Researchers at the Indian Institute of Technology (IIT) Guwahati have successfully created an implantable bioartificial pancreas model grown within a 3D silk scaffold. The pancreas encapsulates insulin-producing cells and is capable of naturally producing insulin in a sustained manner.
Scientists coated the scaffold containing beta cells with a semi-permeable membrane barrier. The membrane allows insulin produced to be released into the bloodstream but does not allow the immune cells to cross the membrane and kill the islet cells.
To ensure that the implant is not rejected by the body’s immune system, drugs that suppress the immune system were embedded in the scaffold.
Studies carried in the lab showed that the beta cells in the scaffold were able to produce an adequate amount of insulin in response to different glucose levels within a few seconds.
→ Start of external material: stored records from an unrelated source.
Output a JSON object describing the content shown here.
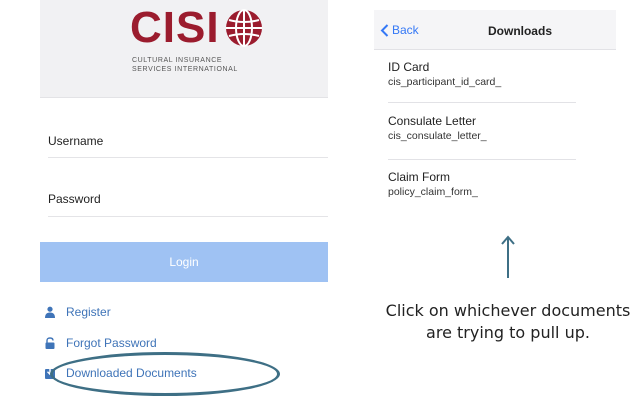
{
  "login_screen": {
    "logo_text": "CISI",
    "logo_subtitle_1": "CULTURAL INSURANCE",
    "logo_subtitle_2": "SERVICES INTERNATIONAL",
    "username_label": "Username",
    "password_label": "Password",
    "login_button": "Login",
    "menu": [
      {
        "label": "Register",
        "icon": "person-icon"
      },
      {
        "label": "Forgot Password",
        "icon": "lock-icon"
      },
      {
        "label": "Downloaded Documents",
        "icon": "download-icon"
      }
    ]
  },
  "downloads_screen": {
    "back_label": "Back",
    "title": "Downloads",
    "items": [
      {
        "title": "ID Card",
        "file": "cis_participant_id_card_"
      },
      {
        "title": "Consulate Letter",
        "file": "cis_consulate_letter_"
      },
      {
        "title": "Claim Form",
        "file": "policy_claim_form_"
      }
    ]
  },
  "instruction": "Click on whichever documents are trying to pull up.",
  "colors": {
    "brand": "#9b1c2e",
    "link": "#3f74b8",
    "ios_blue": "#3478f6",
    "login_button": "#9fc2f3",
    "highlight_ring": "#3e6f85"
  }
}
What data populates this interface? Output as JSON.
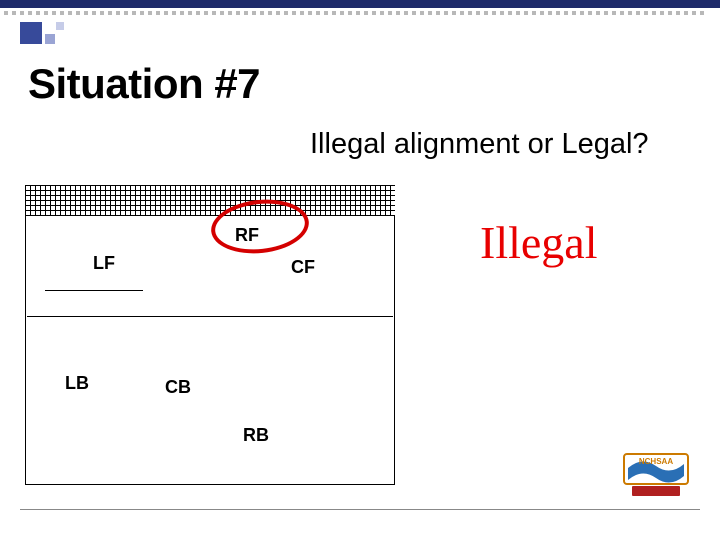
{
  "slide": {
    "title": "Situation #7",
    "question": "Illegal alignment or Legal?",
    "verdict": "Illegal"
  },
  "positions": {
    "rf": "RF",
    "lf": "LF",
    "cf": "CF",
    "lb": "LB",
    "cb": "CB",
    "rb": "RB"
  }
}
If successful in animal and human trials, it can be used for treating people with type 1 diabetes. Type 1 diabetes arises when the body’s immune system kills the insulin-producing beta cells. Since type 1 diabetes patients do not have insulin-producing beta cells, the researchers have turned to stem cells to produce beta cells.